### WHAT YOU SHOULD DO
The answer must consist of every line from the data that holds "外墙粉刷".

Interface dataset entries
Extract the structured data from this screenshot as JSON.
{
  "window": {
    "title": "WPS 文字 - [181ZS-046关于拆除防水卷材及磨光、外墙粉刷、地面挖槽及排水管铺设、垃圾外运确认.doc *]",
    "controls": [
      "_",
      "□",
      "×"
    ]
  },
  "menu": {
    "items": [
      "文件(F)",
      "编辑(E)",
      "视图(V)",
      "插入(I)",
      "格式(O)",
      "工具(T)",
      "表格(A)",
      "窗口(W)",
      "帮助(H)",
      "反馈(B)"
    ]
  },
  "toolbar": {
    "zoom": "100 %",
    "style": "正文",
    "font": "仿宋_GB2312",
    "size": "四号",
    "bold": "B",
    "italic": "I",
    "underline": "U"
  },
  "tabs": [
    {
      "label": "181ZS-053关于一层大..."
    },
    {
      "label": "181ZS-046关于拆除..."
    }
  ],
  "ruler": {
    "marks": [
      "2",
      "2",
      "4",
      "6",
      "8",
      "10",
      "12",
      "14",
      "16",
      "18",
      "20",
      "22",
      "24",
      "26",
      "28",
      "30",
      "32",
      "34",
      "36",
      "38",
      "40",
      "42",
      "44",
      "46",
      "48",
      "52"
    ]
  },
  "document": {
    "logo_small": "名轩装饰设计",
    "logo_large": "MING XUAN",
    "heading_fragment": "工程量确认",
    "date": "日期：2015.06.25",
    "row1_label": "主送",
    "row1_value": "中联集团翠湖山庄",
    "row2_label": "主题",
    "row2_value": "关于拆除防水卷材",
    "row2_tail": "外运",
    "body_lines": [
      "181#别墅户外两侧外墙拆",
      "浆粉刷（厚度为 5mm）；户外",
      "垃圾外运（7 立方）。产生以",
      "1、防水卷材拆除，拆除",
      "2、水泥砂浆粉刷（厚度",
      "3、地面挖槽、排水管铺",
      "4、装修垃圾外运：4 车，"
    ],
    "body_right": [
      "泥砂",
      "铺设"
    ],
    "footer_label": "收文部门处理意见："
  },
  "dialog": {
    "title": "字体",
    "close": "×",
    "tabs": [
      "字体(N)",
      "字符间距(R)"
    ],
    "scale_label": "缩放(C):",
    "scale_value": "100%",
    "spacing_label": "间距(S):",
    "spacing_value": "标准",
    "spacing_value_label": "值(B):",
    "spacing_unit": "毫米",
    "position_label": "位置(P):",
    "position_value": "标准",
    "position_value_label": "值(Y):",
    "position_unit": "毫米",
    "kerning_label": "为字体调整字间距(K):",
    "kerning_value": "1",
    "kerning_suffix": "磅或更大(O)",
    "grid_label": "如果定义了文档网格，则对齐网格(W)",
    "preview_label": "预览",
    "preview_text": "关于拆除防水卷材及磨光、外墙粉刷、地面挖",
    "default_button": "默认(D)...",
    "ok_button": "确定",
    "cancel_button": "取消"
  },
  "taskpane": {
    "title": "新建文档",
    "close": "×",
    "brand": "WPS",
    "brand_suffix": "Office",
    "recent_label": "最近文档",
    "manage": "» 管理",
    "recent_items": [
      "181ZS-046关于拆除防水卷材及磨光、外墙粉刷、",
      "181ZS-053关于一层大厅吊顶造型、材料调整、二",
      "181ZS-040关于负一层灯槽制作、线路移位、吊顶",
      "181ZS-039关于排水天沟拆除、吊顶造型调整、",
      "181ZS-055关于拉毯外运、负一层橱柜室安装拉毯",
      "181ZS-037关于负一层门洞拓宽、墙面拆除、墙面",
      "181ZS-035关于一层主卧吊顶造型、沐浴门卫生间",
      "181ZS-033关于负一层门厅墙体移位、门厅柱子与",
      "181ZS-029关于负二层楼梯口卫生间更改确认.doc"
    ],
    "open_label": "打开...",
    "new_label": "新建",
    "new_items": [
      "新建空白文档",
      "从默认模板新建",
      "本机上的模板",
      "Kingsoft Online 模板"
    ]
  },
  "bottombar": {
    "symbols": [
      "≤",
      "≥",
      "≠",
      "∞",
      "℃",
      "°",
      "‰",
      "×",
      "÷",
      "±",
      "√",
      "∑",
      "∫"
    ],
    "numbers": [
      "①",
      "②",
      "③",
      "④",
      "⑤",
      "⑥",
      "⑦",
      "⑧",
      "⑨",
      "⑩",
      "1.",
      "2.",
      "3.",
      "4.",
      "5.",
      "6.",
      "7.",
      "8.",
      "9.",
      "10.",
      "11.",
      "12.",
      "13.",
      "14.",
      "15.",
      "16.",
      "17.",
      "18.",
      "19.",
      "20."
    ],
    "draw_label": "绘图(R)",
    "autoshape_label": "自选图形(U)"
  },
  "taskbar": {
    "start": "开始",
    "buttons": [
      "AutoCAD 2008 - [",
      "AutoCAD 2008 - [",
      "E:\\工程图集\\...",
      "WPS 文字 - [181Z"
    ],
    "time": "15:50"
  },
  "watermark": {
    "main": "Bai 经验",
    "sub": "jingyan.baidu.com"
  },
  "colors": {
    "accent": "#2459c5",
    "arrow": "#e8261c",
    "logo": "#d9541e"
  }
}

### TASK ANSWER
    "title": "WPS 文字 - [181ZS-046关于拆除防水卷材及磨光、外墙粉刷、地面挖槽及排水管铺设、垃圾外运确认.doc *]",
    "preview_text": "关于拆除防水卷材及磨光、外墙粉刷、地面挖",
      "181ZS-046关于拆除防水卷材及磨光、外墙粉刷、",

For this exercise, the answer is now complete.